  • Shift in Supervision

    he Tennessee Department of Correction researched and created a new supervision policy for the state in 2014 that drastically reduced supervision for some and increased supervision for others. WJHL's investigation revealed that change left some criminals, even convicted murderers, with limited face-to-face contact with their probation and parole officers. Instead, some of those people now could report using an automated phone reporting system. A local district attorney and state representative said not only did they think the changes were a bad idea, they wished the state would have asked for their input or at the least, let them know the changes were on the way. TDOC maintained based on research and other state models this change would improve public safety. However, leaders from the state agency did acknowledge, when pressed, they could have done a better job of communicating the changes. In the days after the first story aired, as a direct result, TDOC's commissioner sent letters to the district attorney and state representative and told them he would be wanted to clear up their concerns directly.
  • Question of Justice

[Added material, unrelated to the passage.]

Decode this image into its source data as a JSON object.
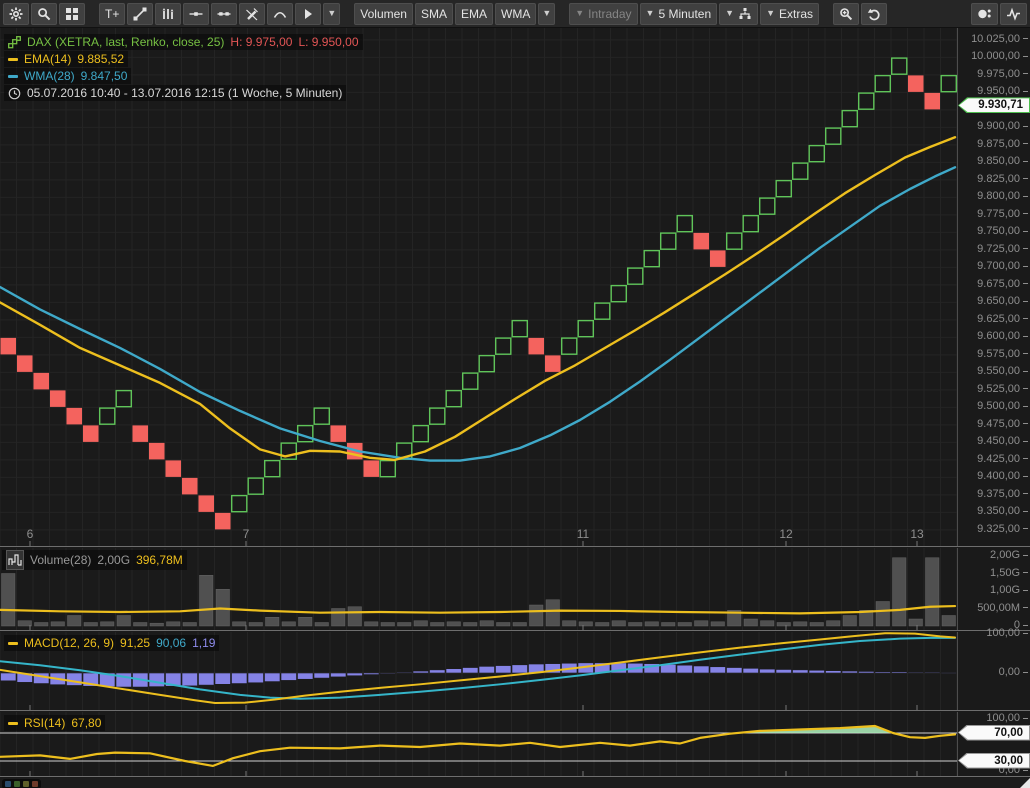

    A senior probation and parole officer obtained for her son a sentence of five and a half months of drug rehabilitation instead of the 20-years-to-life sentence standard for the Class A Felony he committed.
  • A Life Sentence

    The Post-Dispatch looked at prisoners in Missouri and Illinois who had been paroled in the last decade after originally receiving long prison terms -- some in excess of 100 years. Many of those were sentenced before laws imposing mandatory minimum prison terms, and the luckiest served a small fraction of their sentences. No one in Missouri did more than 36 years, including those who were sentenced to multiple, consecutive life terms.
  • Sex Offender Central

    Oklahoma state officials placed a probation and parole office, where sex offenders are required to check-in regularly, directly across the street from an elementary school. Not only does it violate the sex offenders' parole to visit the center, but it may also put the children at risk.
  • Criminal Justice Chaos

    This story compilation addresses numerous problems within the Texas Department of Corrections. Investigators found violations of government policies, parole officers with disciplinary problems, repeated employee negligence and even some of the worst criminals slipping through holes in the system to find new victims.
  • Saving Richard

    "'Saving Richard investigated our society's systemic failure to prevent and punish child abuse -- through the tragic case of a Maryland boy named Richard. Our report documented how social workers ignored repeated warnings from family members, teachers and neighbors about Richard's systematic torture. And our story revealed how a judge dismissed the recommendation of probation and parole officials and sent Richard's torturer to jail for such a short period of time that she was soon back out having more children."
  • Criminals in the Classroom

    WSB-TV "examined Georgia's Inmate, Probation and Parole database and checked it against the state's education employee database. We found almost 3,000 convicted criminals working in Georgia schools. Our series focused on teachers with felonies. It turns out there is no system in place to check teachers' records once they are employed with the state. If they were hired before 1994, there's no system in place to check them at all...."